The Delhi High Court on Thursday dismissed a petition challenging a government notification allowing Sikh passengers to carry kirpans on domestic flights, reported Bar and Bench. Kirpan is a curved dagger considered essential to Sikhism.

The public interest litigation, filed by Advocate Harsh Vibhore Singhal, had challenged the Director General of Civil Aviation notification dated March 4. The notification allows Sikhs to carry kirpans in flight, given the length of the blade does not exceed six inches and its total length is not more than nine inches.

During the hearings, a bench of Chief Justice Satish Chandra Sharma and Justice Subramonium Prasad had remarked that the decision was a government policy and the court cannot interfere with it unless it is arbitrary, reported PTI.

Singhal had argued that he was not questioning the right to profess and practice a religion under Article 25 of the Constitution.

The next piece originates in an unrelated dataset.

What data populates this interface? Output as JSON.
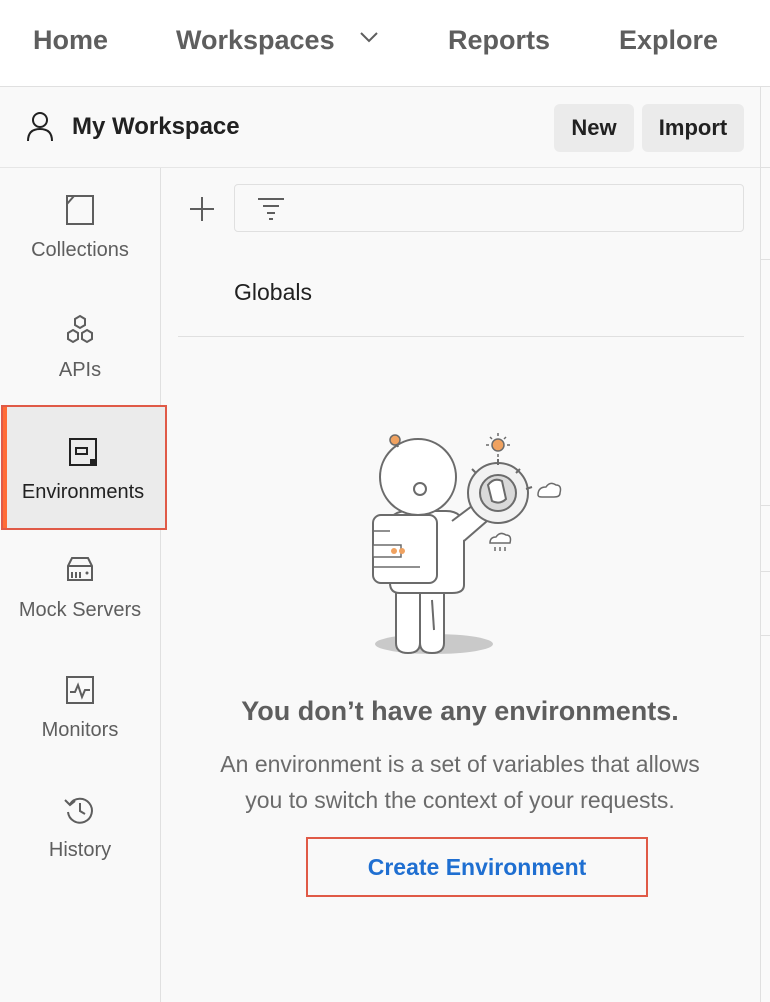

“I admit that Article 25 allows the carriage of a kirpan,” he had said. “But when you are flying, the regulator must apply its mind. I want constitution of a committee of stakeholders to examine the issue. If the committee feels that the notification is good, so be it. Not a problem.”

The Bureau of Civil Aviation Security had submitted that safety measures have been put in place.

A detailed court order in the case is awaited.

In his plea, Singhal said that the notification does not state that it applies only to Indian citizens who are Sikh, allowing passengers from other nationality who are also Sikh to carry kirpan as well in domestic routes, reported Live Law.

The petition argued that if the government “obsequiously acquiesces to demands” of carrying kirpan to preserve the religious sanctity of the Sikhs, what happens when the act is barred by other countries.

“Does the faith get desecrated if a kirpan is necessarily packed and carried only in checked in baggage?” it asked. “How does the religious faith get sanctified by carriage on person in flights in India and nevertheless gets sanctified by the carriage in checked-in baggage in other countries?”

The petitioner said that the notification is bad in law and violates civil aviation safety protocols as well as international conventions. It submitted that there have been several instances in the past where kirpans have been used as a weapon to hijack planes. Singhal cited the hijacking of planes in 1981 and 1984.

“That in alacrity to satiate demands of a particular religion, the state cannot disregard need for vigilance by allowing unrestricted and unrestrained on person carriage of kirpans on an unstated but facile and fatuous presumption having no factual basis that carriage does not pose or exacerbate risks to civilian flights,” he added. “Recorded history expresses concerned.”